Data excerpts:
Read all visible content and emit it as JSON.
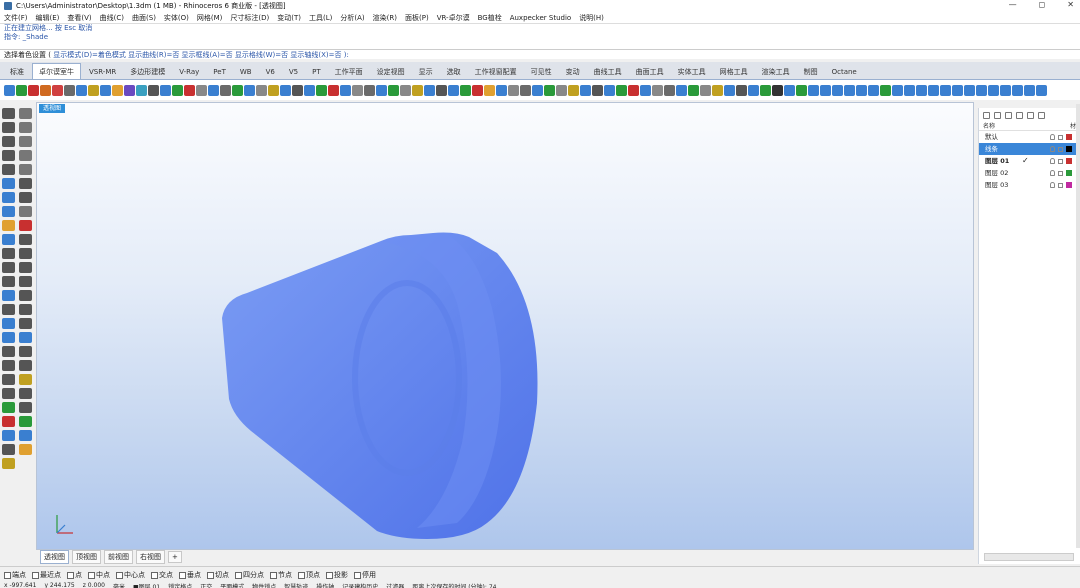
{
  "window": {
    "title": "C:\\Users\\Administrator\\Desktop\\1.3dm (1 MB) - Rhinoceros 6 商业版 - [透视图]",
    "min": "—",
    "max": "◻",
    "close": "✕"
  },
  "menu": [
    "文件(F)",
    "编辑(E)",
    "查看(V)",
    "曲线(C)",
    "曲面(S)",
    "实体(O)",
    "网格(M)",
    "尺寸标注(D)",
    "变动(T)",
    "工具(L)",
    "分析(A)",
    "渲染(R)",
    "面板(P)",
    "VR-卓尔谟",
    "BG植栓",
    "Auxpecker Studio",
    "说明(H)"
  ],
  "command": {
    "history1": "正在建立网格... 按 Esc 取消",
    "history2": "指令: _Shade",
    "prompt_label": "选择着色设置 (",
    "prompt_opts": "显示模式(D)=着色模式 显示曲线(R)=否 显示框线(A)=否 显示格线(W)=否 显示轴线(X)=否 ):"
  },
  "tabs": [
    {
      "label": "标准"
    },
    {
      "label": "卓尔谟室牛",
      "active": true
    },
    {
      "label": "VSR-MR"
    },
    {
      "label": "多边形建模"
    },
    {
      "label": "V-Ray"
    },
    {
      "label": "PeT"
    },
    {
      "label": "WB"
    },
    {
      "label": "V6"
    },
    {
      "label": "V5"
    },
    {
      "label": "PT"
    },
    {
      "label": "工作平面"
    },
    {
      "label": "设定视图"
    },
    {
      "label": "显示"
    },
    {
      "label": "选取"
    },
    {
      "label": "工作视窗配置"
    },
    {
      "label": "可见性"
    },
    {
      "label": "变动"
    },
    {
      "label": "曲线工具"
    },
    {
      "label": "曲面工具"
    },
    {
      "label": "实体工具"
    },
    {
      "label": "网格工具"
    },
    {
      "label": "渲染工具"
    },
    {
      "label": "制图"
    },
    {
      "label": "Octane"
    }
  ],
  "toolbar_colors": [
    "#3a7fd0",
    "#2a9a3a",
    "#c83030",
    "#d06a20",
    "#d04040",
    "#6a6a6a",
    "#3a7fd0",
    "#c0a020",
    "#3a7fd0",
    "#e0a030",
    "#6a4ac0",
    "#3aa0c0",
    "#555555",
    "#3a7fd0",
    "#2a9a3a",
    "#c83030",
    "#888888",
    "#3a7fd0",
    "#6a6a6a",
    "#2a9a3a",
    "#3a7fd0",
    "#888888",
    "#c0a020",
    "#3a7fd0",
    "#555555",
    "#3a7fd0",
    "#2a9a3a",
    "#c83030",
    "#3a7fd0",
    "#888888",
    "#6a6a6a",
    "#3a7fd0",
    "#2a9a3a",
    "#888888",
    "#c0a020",
    "#3a7fd0",
    "#555555",
    "#3a7fd0",
    "#2a9a3a",
    "#c83030",
    "#e0a030",
    "#3a7fd0",
    "#888888",
    "#6a6a6a",
    "#3a7fd0",
    "#2a9a3a",
    "#888888",
    "#c0a020",
    "#3a7fd0",
    "#555555",
    "#3a7fd0",
    "#2a9a3a",
    "#c83030",
    "#3a7fd0",
    "#888888",
    "#6a6a6a",
    "#3a7fd0",
    "#2a9a3a",
    "#888888",
    "#c0a020",
    "#3a7fd0",
    "#555555",
    "#3a7fd0",
    "#2a9a3a",
    "#333333",
    "#3a7fd0",
    "#2a9a3a",
    "#3a7fd0",
    "#3a7fd0",
    "#3a7fd0",
    "#3a7fd0",
    "#3a7fd0",
    "#3a7fd0",
    "#2a9a3a",
    "#3a7fd0",
    "#3a7fd0",
    "#3a7fd0",
    "#3a7fd0",
    "#3a7fd0",
    "#3a7fd0",
    "#3a7fd0",
    "#3a7fd0",
    "#3a7fd0",
    "#3a7fd0",
    "#3a7fd0",
    "#3a7fd0",
    "#3a7fd0"
  ],
  "left_tool_colors": [
    "#555555",
    "#777777",
    "#555555",
    "#777777",
    "#555555",
    "#777777",
    "#555555",
    "#777777",
    "#555555",
    "#777777",
    "#3a7fd0",
    "#555555",
    "#3a7fd0",
    "#555555",
    "#3a7fd0",
    "#777777",
    "#e0a030",
    "#c83030",
    "#3a7fd0",
    "#555555",
    "#555555",
    "#555555",
    "#555555",
    "#555555",
    "#555555",
    "#555555",
    "#3a7fd0",
    "#555555",
    "#555555",
    "#555555",
    "#3a7fd0",
    "#555555",
    "#3a7fd0",
    "#3a7fd0",
    "#555555",
    "#555555",
    "#555555",
    "#555555",
    "#555555",
    "#c0a020",
    "#555555",
    "#555555",
    "#2a9a3a",
    "#555555",
    "#c83030",
    "#2a9a3a",
    "#3a7fd0",
    "#3a7fd0",
    "#555555",
    "#e0a030",
    "#c0a020"
  ],
  "viewport": {
    "label": "透视图",
    "model_color": "#6688f0"
  },
  "viewport_tabs": [
    {
      "label": "透视图",
      "selected": true
    },
    {
      "label": "顶视图"
    },
    {
      "label": "前视图"
    },
    {
      "label": "右视图"
    },
    {
      "label": "+"
    }
  ],
  "layers": {
    "header_name": "名称",
    "header_mat": "材",
    "items": [
      {
        "name": "默认",
        "color": "#c83030"
      },
      {
        "name": "线条",
        "color": "#000000",
        "selected": true
      },
      {
        "name": "图层 01",
        "color": "#c83030",
        "current": true,
        "bold": true
      },
      {
        "name": "图层 02",
        "color": "#2a9a3a"
      },
      {
        "name": "图层 03",
        "color": "#c02aa0"
      }
    ]
  },
  "osnap": [
    {
      "label": "端点",
      "checked": false
    },
    {
      "label": "最近点",
      "checked": false
    },
    {
      "label": "点",
      "checked": false
    },
    {
      "label": "中点",
      "checked": false
    },
    {
      "label": "中心点",
      "checked": false
    },
    {
      "label": "交点",
      "checked": false
    },
    {
      "label": "垂点",
      "checked": false
    },
    {
      "label": "切点",
      "checked": false
    },
    {
      "label": "四分点",
      "checked": false
    },
    {
      "label": "节点",
      "checked": false
    },
    {
      "label": "顶点",
      "checked": false
    },
    {
      "label": "投影",
      "checked": false
    },
    {
      "label": "停用",
      "checked": false
    }
  ],
  "status": {
    "coords": [
      "x -997.641",
      "y 244.175",
      "z 0.000",
      "毫米",
      "■图层 01",
      "锁定格点",
      "正交",
      "平面模式",
      "物件锁点",
      "智慧轨迹",
      "操作轴",
      "记录建构历史",
      "过滤器",
      "距离上次保存的时间 (分钟): 74"
    ]
  }
}
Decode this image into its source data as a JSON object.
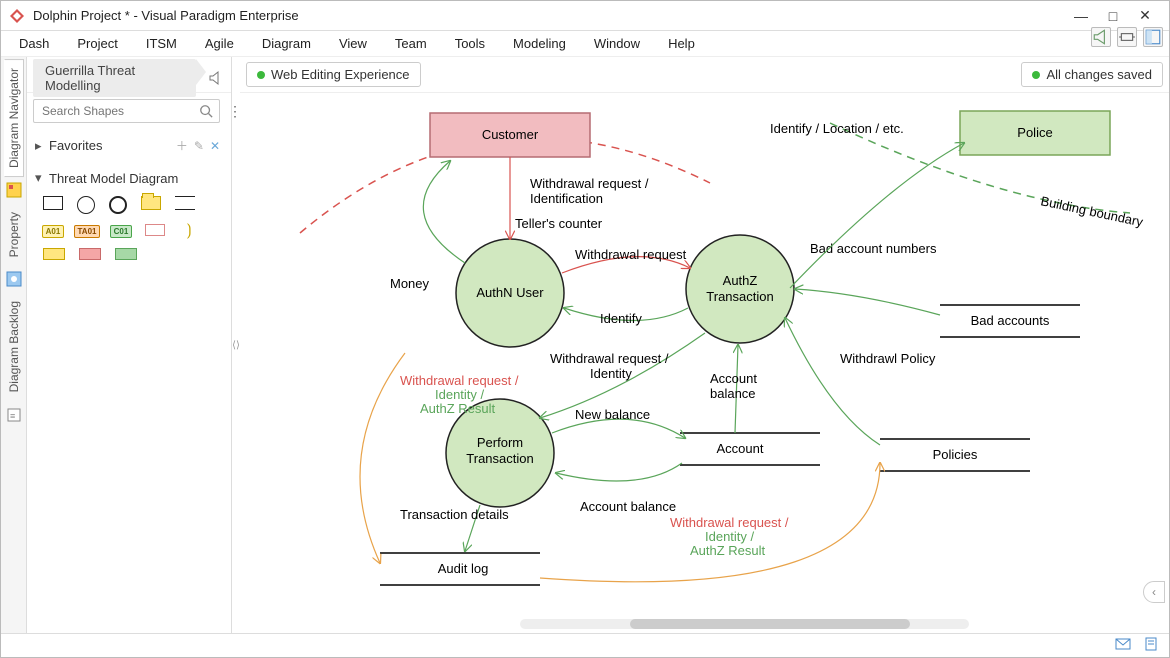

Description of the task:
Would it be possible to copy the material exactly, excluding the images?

Task solution:
Read all visible content and emit it as JSON.
{
  "window": {
    "title": "C:\\Users\\Administrator\\Desktop\\1.3dm (1 MB) - Rhinoceros 6 商业版 - [透视图]",
    "min": "—",
    "max": "◻",
    "close": "✕"
  },
  "menu": [
    "文件(F)",
    "编辑(E)",
    "查看(V)",
    "曲线(C)",
    "曲面(S)",
    "实体(O)",
    "网格(M)",
    "尺寸标注(D)",
    "变动(T)",
    "工具(L)",
    "分析(A)",
    "渲染(R)",
    "面板(P)",
    "VR-卓尔谟",
    "BG植栓",
    "Auxpecker Studio",
    "说明(H)"
  ],
  "command": {
    "history1": "正在建立网格... 按 Esc 取消",
    "history2": "指令: _Shade",
    "prompt_label": "选择着色设置 (",
    "prompt_opts": "显示模式(D)=着色模式 显示曲线(R)=否 显示框线(A)=否 显示格线(W)=否 显示轴线(X)=否 ):"
  },
  "tabs": [
    {
      "label": "标准"
    },
    {
      "label": "卓尔谟室牛",
      "active": true
    },
    {
      "label": "VSR-MR"
    },
    {
      "label": "多边形建模"
    },
    {
      "label": "V-Ray"
    },
    {
      "label": "PeT"
    },
    {
      "label": "WB"
    },
    {
      "label": "V6"
    },
    {
      "label": "V5"
    },
    {
      "label": "PT"
    },
    {
      "label": "工作平面"
    },
    {
      "label": "设定视图"
    },
    {
      "label": "显示"
    },
    {
      "label": "选取"
    },
    {
      "label": "工作视窗配置"
    },
    {
      "label": "可见性"
    },
    {
      "label": "变动"
    },
    {
      "label": "曲线工具"
    },
    {
      "label": "曲面工具"
    },
    {
      "label": "实体工具"
    },
    {
      "label": "网格工具"
    },
    {
      "label": "渲染工具"
    },
    {
      "label": "制图"
    },
    {
      "label": "Octane"
    }
  ],
  "toolbar_colors": [
    "#3a7fd0",
    "#2a9a3a",
    "#c83030",
    "#d06a20",
    "#d04040",
    "#6a6a6a",
    "#3a7fd0",
    "#c0a020",
    "#3a7fd0",
    "#e0a030",
    "#6a4ac0",
    "#3aa0c0",
    "#555555",
    "#3a7fd0",
    "#2a9a3a",
    "#c83030",
    "#888888",
    "#3a7fd0",
    "#6a6a6a",
    "#2a9a3a",
    "#3a7fd0",
    "#888888",
    "#c0a020",
    "#3a7fd0",
    "#555555",
    "#3a7fd0",
    "#2a9a3a",
    "#c83030",
    "#3a7fd0",
    "#888888",
    "#6a6a6a",
    "#3a7fd0",
    "#2a9a3a",
    "#888888",
    "#c0a020",
    "#3a7fd0",
    "#555555",
    "#3a7fd0",
    "#2a9a3a",
    "#c83030",
    "#e0a030",
    "#3a7fd0",
    "#888888",
    "#6a6a6a",
    "#3a7fd0",
    "#2a9a3a",
    "#888888",
    "#c0a020",
    "#3a7fd0",
    "#555555",
    "#3a7fd0",
    "#2a9a3a",
    "#c83030",
    "#3a7fd0",
    "#888888",
    "#6a6a6a",
    "#3a7fd0",
    "#2a9a3a",
    "#888888",
    "#c0a020",
    "#3a7fd0",
    "#555555",
    "#3a7fd0",
    "#2a9a3a",
    "#333333",
    "#3a7fd0",
    "#2a9a3a",
    "#3a7fd0",
    "#3a7fd0",
    "#3a7fd0",
    "#3a7fd0",
    "#3a7fd0",
    "#3a7fd0",
    "#2a9a3a",
    "#3a7fd0",
    "#3a7fd0",
    "#3a7fd0",
    "#3a7fd0",
    "#3a7fd0",
    "#3a7fd0",
    "#3a7fd0",
    "#3a7fd0",
    "#3a7fd0",
    "#3a7fd0",
    "#3a7fd0",
    "#3a7fd0",
    "#3a7fd0"
  ],
  "left_tool_colors": [
    "#555555",
    "#777777",
    "#555555",
    "#777777",
    "#555555",
    "#777777",
    "#555555",
    "#777777",
    "#555555",
    "#777777",
    "#3a7fd0",
    "#555555",
    "#3a7fd0",
    "#555555",
    "#3a7fd0",
    "#777777",
    "#e0a030",
    "#c83030",
    "#3a7fd0",
    "#555555",
    "#555555",
    "#555555",
    "#555555",
    "#555555",
    "#555555",
    "#555555",
    "#3a7fd0",
    "#555555",
    "#555555",
    "#555555",
    "#3a7fd0",
    "#555555",
    "#3a7fd0",
    "#3a7fd0",
    "#555555",
    "#555555",
    "#555555",
    "#555555",
    "#555555",
    "#c0a020",
    "#555555",
    "#555555",
    "#2a9a3a",
    "#555555",
    "#c83030",
    "#2a9a3a",
    "#3a7fd0",
    "#3a7fd0",
    "#555555",
    "#e0a030",
    "#c0a020"
  ],
  "viewport": {
    "label": "透视图",
    "model_color": "#6688f0"
  },
  "viewport_tabs": [
    {
      "label": "透视图",
      "selected": true
    },
    {
      "label": "顶视图"
    },
    {
      "label": "前视图"
    },
    {
      "label": "右视图"
    },
    {
      "label": "+"
    }
  ],
  "layers": {
    "header_name": "名称",
    "header_mat": "材",
    "items": [
      {
        "name": "默认",
        "color": "#c83030"
      },
      {
        "name": "线条",
        "color": "#000000",
        "selected": true
      },
      {
        "name": "图层 01",
        "color": "#c83030",
        "current": true,
        "bold": true
      },
      {
        "name": "图层 02",
        "color": "#2a9a3a"
      },
      {
        "name": "图层 03",
        "color": "#c02aa0"
      }
    ]
  },
  "osnap": [
    {
      "label": "端点",
      "checked": false
    },
    {
      "label": "最近点",
      "checked": false
    },
    {
      "label": "点",
      "checked": false
    },
    {
      "label": "中点",
      "checked": false
    },
    {
      "label": "中心点",
      "checked": false
    },
    {
      "label": "交点",
      "checked": false
    },
    {
      "label": "垂点",
      "checked": false
    },
    {
      "label": "切点",
      "checked": false
    },
    {
      "label": "四分点",
      "checked": false
    },
    {
      "label": "节点",
      "checked": false
    },
    {
      "label": "顶点",
      "checked": false
    },
    {
      "label": "投影",
      "checked": false
    },
    {
      "label": "停用",
      "checked": false
    }
  ],
  "status": {
    "coords": [
      "x -997.641",
      "y 244.175",
      "z 0.000",
      "毫米",
      "■图层 01",
      "锁定格点",
      "正交",
      "平面模式",
      "物件锁点",
      "智慧轨迹",
      "操作轴",
      "记录建构历史",
      "过滤器",
      "距离上次保存的时间 (分钟): 74"
    ]
  }
}
Decode this image into its source data as a JSON object.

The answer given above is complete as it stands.